In the enchanting world of trees, the Tulip Tree (Liriodendron tulipifera) stands tall and proud, commanding attention with its stately presence and vibrant blooms. Commonly known as the tulip poplar or yellow poplar, this magnificent tree is a true testament to the wonders of nature. In this blog post, we will delve into the fascinating world of the Tulip Tree, exploring its characteristics, historical significance, ecological role, and its undeniable contribution to the beauty of our landscapes.
The Tulip Tree is a deciduous hardwood native to North America, primarily found in the eastern United States. It is renowned for its towering height, reaching up to 90-120 feet, and its straight, cylindrical trunk, which can attain diameters of 3-4 feet. The distinctive leaves, resembling the shape of tulip flowers, add to the tree’s allure. These leaves boast a vibrant green color during the spring and summer, transforming into a brilliant yellow in the fall, creating a breathtaking display of autumnal splendor.
Flowers and Fruits
One of the most captivating features of the Tulip Tree is undoubtedly its flowers. In late spring to early summer, the tree produces tulip-shaped blossoms with a stunning blend of green and orange hues. These unique flowers not only add aesthetic appeal but also serve as a valuable nectar source for bees and butterflies. Following the blooms, the tree produces cone-like fruits, each containing seeds equipped with a wing-like structure that aids in dispersal by the wind.
Beyond its aesthetic charm, the Tulip Tree plays a vital role in supporting biodiversity and ecological health. Its expansive canopy provides shade and habitat for a diverse array of birds and other wildlife. The tree’s nectar-rich flowers attract pollinators, contributing to the overall health of ecosystems. Additionally, the Tulip Tree has a unique relationship with certain moth species, which lay their eggs on its leaves, creating a crucial link in the intricate web of nature.
Cultural and Historical Significance
The Tulip Tree has deep roots in American history and culture. Native American tribes used its wood for various purposes, from constructing canoes to crafting tools. Early European settlers admired the tree for its timber, which proved valuable in building homes and furniture. Its towering presence and distinctive flowers have inspired poets, artists, and nature enthusiasts throughout the centuries, making it a symbol of natural beauty and resilience.

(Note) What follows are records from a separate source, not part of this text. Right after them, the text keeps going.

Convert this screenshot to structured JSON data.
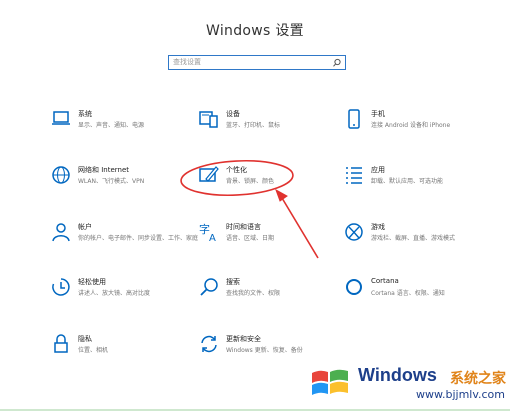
{
  "window": {
    "title": "Windows 设置"
  },
  "search": {
    "placeholder": "查找设置"
  },
  "items": [
    {
      "name": "系统",
      "desc": "显示、声音、通知、电源",
      "icon": "laptop-icon"
    },
    {
      "name": "设备",
      "desc": "蓝牙、打印机、鼠标",
      "icon": "devices-icon"
    },
    {
      "name": "手机",
      "desc": "连接 Android 设备和 iPhone",
      "icon": "phone-icon"
    },
    {
      "name": "网络和 Internet",
      "desc": "WLAN、飞行模式、VPN",
      "icon": "globe-icon"
    },
    {
      "name": "个性化",
      "desc": "背景、锁屏、颜色",
      "icon": "personalization-icon"
    },
    {
      "name": "应用",
      "desc": "卸载、默认应用、可选功能",
      "icon": "apps-list-icon"
    },
    {
      "name": "帐户",
      "desc": "你的帐户、电子邮件、同步设置、工作、家庭",
      "icon": "person-icon"
    },
    {
      "name": "时间和语言",
      "desc": "语音、区域、日期",
      "icon": "time-language-icon"
    },
    {
      "name": "游戏",
      "desc": "游戏栏、截屏、直播、游戏模式",
      "icon": "xbox-icon"
    },
    {
      "name": "轻松使用",
      "desc": "讲述人、放大镜、高对比度",
      "icon": "ease-of-access-icon"
    },
    {
      "name": "搜索",
      "desc": "查找我的文件、权限",
      "icon": "search-icon"
    },
    {
      "name": "Cortana",
      "desc": "Cortana 语言、权限、通知",
      "icon": "cortana-icon"
    },
    {
      "name": "隐私",
      "desc": "位置、相机",
      "icon": "lock-icon"
    },
    {
      "name": "更新和安全",
      "desc": "Windows 更新、恢复、备份",
      "icon": "update-icon"
    }
  ],
  "watermark": {
    "brand": "Windows",
    "cn": "系统之家",
    "url": "www.bjjmlv.com"
  },
  "colors": {
    "accent": "#0067c0",
    "annotation": "#e0322f",
    "watermark_blue": "#1d3f8a",
    "watermark_orange": "#e0841a"
  }
}
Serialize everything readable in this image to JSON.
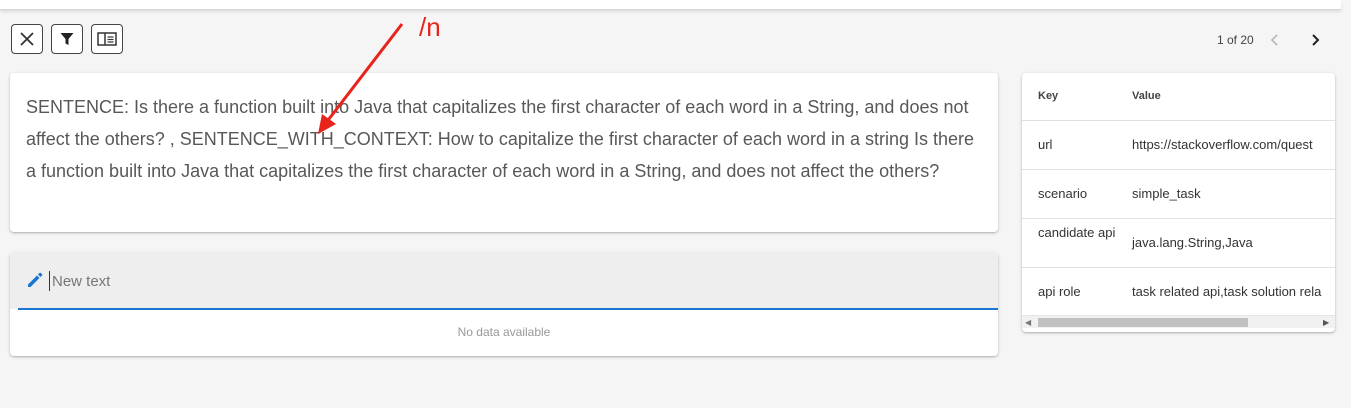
{
  "toolbar": {
    "buttons": [
      {
        "name": "close",
        "icon": "close-icon"
      },
      {
        "name": "filter",
        "icon": "filter-icon"
      },
      {
        "name": "panel",
        "icon": "side-panel-icon"
      }
    ]
  },
  "pager": {
    "text": "1 of 20",
    "prev_icon": "chevron-left-icon",
    "next_icon": "chevron-right-icon"
  },
  "sentence": {
    "text": "SENTENCE: Is there a function built into Java that capitalizes the first character of each word in a String, and does not affect the others? , SENTENCE_WITH_CONTEXT: How to capitalize the first character of each word in a string Is there a function built into Java that capitalizes the first character of each word in a String, and does not affect the others?"
  },
  "new_text": {
    "placeholder": "New text",
    "value": "",
    "icon": "pencil-icon",
    "empty_message": "No data available"
  },
  "kv_table": {
    "headers": {
      "key": "Key",
      "value": "Value"
    },
    "rows": [
      {
        "key": "url",
        "value": "https://stackoverflow.com/quest"
      },
      {
        "key": "scenario",
        "value": "simple_task"
      },
      {
        "key": "candidate api",
        "value": "java.lang.String,Java"
      },
      {
        "key": "api role",
        "value": "task related api,task solution rela"
      }
    ]
  },
  "annotation": {
    "text": "/n",
    "color": "#e8231c"
  },
  "colors": {
    "accent": "#1976d2",
    "background": "#f5f5f5",
    "annotation": "#e8231c"
  }
}
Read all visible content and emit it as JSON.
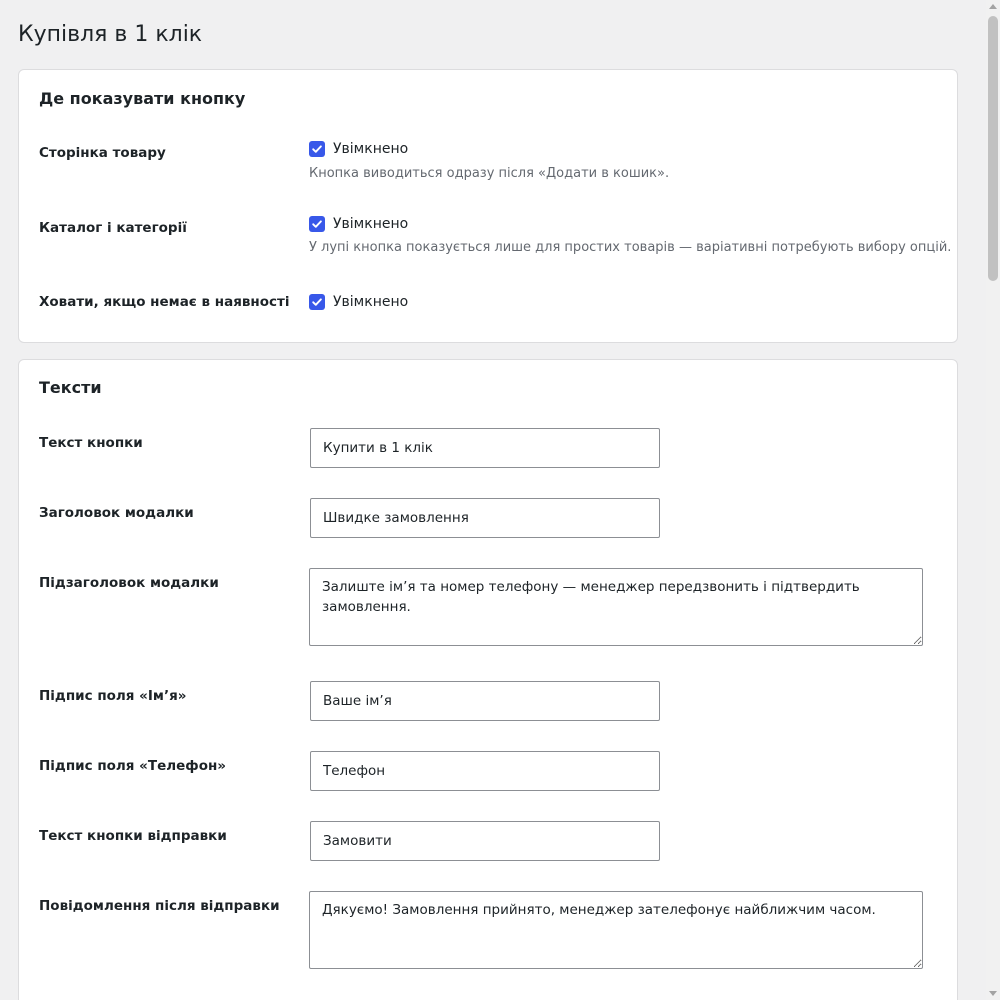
{
  "page": {
    "title": "Купівля в 1 клік"
  },
  "placement": {
    "title": "Де показувати кнопку",
    "rows": [
      {
        "label": "Сторінка товару",
        "checked": true,
        "checkbox_label": "Увімкнено",
        "description": "Кнопка виводиться одразу після «Додати в кошик»."
      },
      {
        "label": "Каталог і категорії",
        "checked": true,
        "checkbox_label": "Увімкнено",
        "description": "У лупі кнопка показується лише для простих товарів — варіативні потребують вибору опцій."
      },
      {
        "label": "Ховати, якщо немає в наявності",
        "checked": true,
        "checkbox_label": "Увімкнено",
        "description": ""
      }
    ]
  },
  "texts": {
    "title": "Тексти",
    "button_text": {
      "label": "Текст кнопки",
      "value": "Купити в 1 клік"
    },
    "modal_title": {
      "label": "Заголовок модалки",
      "value": "Швидке замовлення"
    },
    "modal_subtitle": {
      "label": "Підзаголовок модалки",
      "value": "Залиште ім’я та номер телефону — менеджер передзвонить і підтвердить замовлення."
    },
    "name_label": {
      "label": "Підпис поля «Ім’я»",
      "value": "Ваше ім’я"
    },
    "phone_label": {
      "label": "Підпис поля «Телефон»",
      "value": "Телефон"
    },
    "submit_text": {
      "label": "Текст кнопки відправки",
      "value": "Замовити"
    },
    "success_message": {
      "label": "Повідомлення після відправки",
      "value": "Дякуємо! Замовлення прийнято, менеджер зателефонує найближчим часом."
    }
  },
  "colors": {
    "accent": "#3858e9",
    "page_bg": "#f0f0f1",
    "card_border": "#dcdcde",
    "description": "#646970"
  }
}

Landscaping and Conservation
Due to its fast growth and straight trunk, the Tulip Tree is a popular choice for landscaping and reforestation efforts. Its adaptability to various soil types and climates makes it a resilient and versatile species. Conservation efforts focus on preserving the natural habitats where the Tulip Tree thrives and ensuring its continued presence in our forests and landscapes. As we marvel at the Tulip Tree’s contributions to our landscapes and ecosystems, it’s essential to consider its broader significance in the context of environmental conservation.
The Role in Combating Climate Change

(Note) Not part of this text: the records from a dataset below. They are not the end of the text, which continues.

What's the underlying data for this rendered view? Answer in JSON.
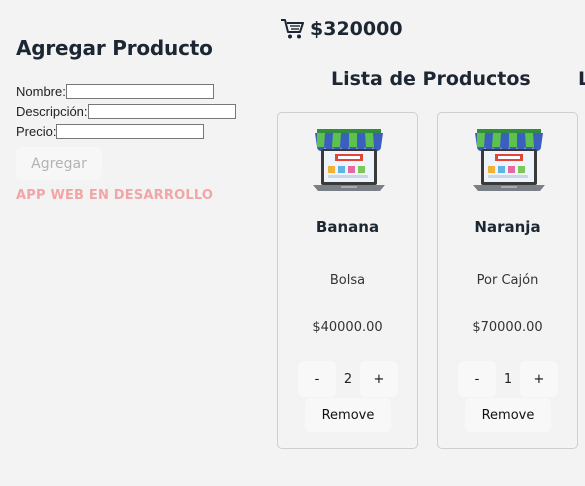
{
  "form": {
    "title": "Agregar Producto",
    "fields": [
      {
        "label": "Nombre:",
        "value": ""
      },
      {
        "label": "Descripción:",
        "value": ""
      },
      {
        "label": "Precio:",
        "value": ""
      }
    ],
    "submit_label": "Agregar",
    "dev_note": "APP WEB EN DESARROLLO"
  },
  "cart": {
    "icon": "cart-icon",
    "total": "$320000"
  },
  "list": {
    "title": "Lista de Productos",
    "next_title_fragment": "L"
  },
  "products": [
    {
      "image_icon": "online-store-icon",
      "name": "Banana",
      "description": "Bolsa",
      "price": "$40000.00",
      "qty": "2",
      "minus": "-",
      "plus": "+",
      "remove_label": "Remove"
    },
    {
      "image_icon": "online-store-icon",
      "name": "Naranja",
      "description": "Por Cajón",
      "price": "$70000.00",
      "qty": "1",
      "minus": "-",
      "plus": "+",
      "remove_label": "Remove"
    }
  ],
  "colors": {
    "heading": "#1c2733",
    "dev_note": "#f3a5a5",
    "background": "#f3f3f3"
  }
}
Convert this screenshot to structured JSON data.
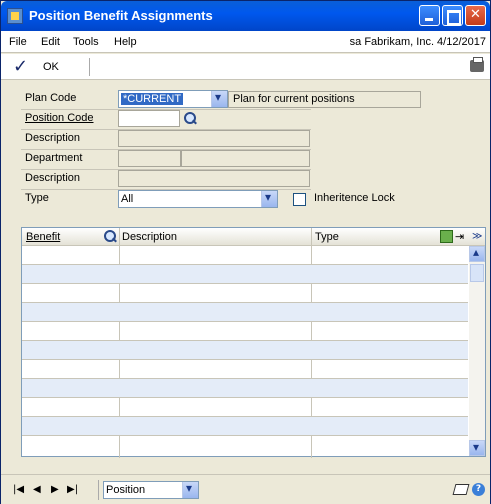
{
  "window": {
    "title": "Position Benefit Assignments"
  },
  "menu": {
    "items": [
      "File",
      "Edit",
      "Tools",
      "Help"
    ],
    "company": "sa  Fabrikam, Inc.  4/12/2017"
  },
  "toolbar": {
    "ok_label": "OK"
  },
  "form": {
    "plan_code_label": "Plan Code",
    "plan_code_value": "*CURRENT",
    "plan_desc": "Plan for current positions",
    "position_code_label": "Position Code",
    "position_code_value": "",
    "description_label": "Description",
    "department_label": "Department",
    "description2_label": "Description",
    "type_label": "Type",
    "type_value": "All",
    "inheritence_lock_label": "Inheritence Lock"
  },
  "grid": {
    "columns": [
      "Benefit",
      "Description",
      "Type"
    ],
    "rows": 10
  },
  "statusbar": {
    "sort_value": "Position"
  },
  "colors": {
    "title_bar": "#0058ee",
    "selection": "#316ac5",
    "row_alt": "#e4ecf8"
  }
}
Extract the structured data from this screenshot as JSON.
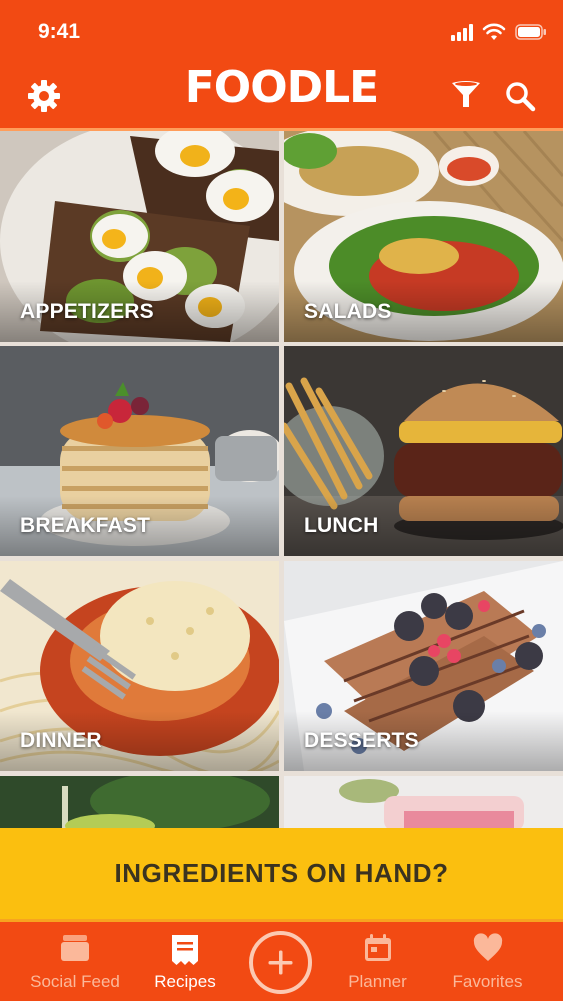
{
  "status": {
    "time": "9:41"
  },
  "header": {
    "logo": "FOODLE"
  },
  "categories": [
    {
      "label": "APPETIZERS"
    },
    {
      "label": "SALADS"
    },
    {
      "label": "BREAKFAST"
    },
    {
      "label": "LUNCH"
    },
    {
      "label": "DINNER"
    },
    {
      "label": "DESSERTS"
    }
  ],
  "ingredients": {
    "label": "INGREDIENTS ON HAND?"
  },
  "tabs": [
    {
      "label": "Social Feed",
      "icon": "social-feed-icon"
    },
    {
      "label": "Recipes",
      "icon": "recipes-icon"
    },
    {
      "label": "Planner",
      "icon": "calendar-icon"
    },
    {
      "label": "Favorites",
      "icon": "heart-icon"
    }
  ],
  "colors": {
    "brand": "#f24a13",
    "accent": "#fbbf0f",
    "tab_inactive": "#fbb89a"
  }
}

The Tulip Tree’s ability to sequester carbon and contribute to forest ecosystems underscores its role in combating climate change. Forests act as carbon sinks, absorbing and storing carbon dioxide, a greenhouse gas that contributes to global warming. By preserving and planting Tulip Trees, we actively participate in the fight against climate change and promote sustainable practices that benefit both the environment and future generations.
Reforestation and Resilience
Moreover, the Tulip Tree’s adaptability to a range of soil types and climates makes it an ideal candidate for reforestation projects. Conservation organizations and environmentalists often leverage this tree’s resilience to restore ecosystems that have been impacted by deforestation, logging, or natural disasters. These efforts not only revive biodiversity but also enhance the overall resilience of ecosystems against environmental stressors.
Urban and Suburban Settings
In urban and suburban settings, the Tulip Tree’s aesthetic appeal and low-maintenance characteristics make it a popular choice for landscaping. Homeowners, landscapers, and city planners can contribute to conservation efforts by incorporating native trees like the Tulip Tree into their green spaces. This not only enhances the visual beauty of the surroundings but also provides habitat for local wildlife, supports pollinators, and improves air quality.
Education and Conservation Initiatives
Education about the importance of native tree species is a vital component of conservation efforts. By raising awareness about the ecological significance of trees like the Tulip Tree, we empower communities to actively participate in conservation initiatives. Arborists, environmental educators, and local authorities can collaborate to disseminate knowledge about the benefits of native trees and inspire a collective commitment to preserving our natural heritage.
Celebrating the Tulip Tree
The Tulip Tree stands as a beacon of natural wonder and ecological importance. From its striking appearance to its critical role in maintaining healthy ecosystems, this tree invites us to appreciate and safeguard the intricate balance of nature. As we celebrate the Tulip Tree, let us embrace the responsibility to conserve and protect our forests, recognizing that the preservation of these natural wonders is essential for the well-being of our planet and the generations to come.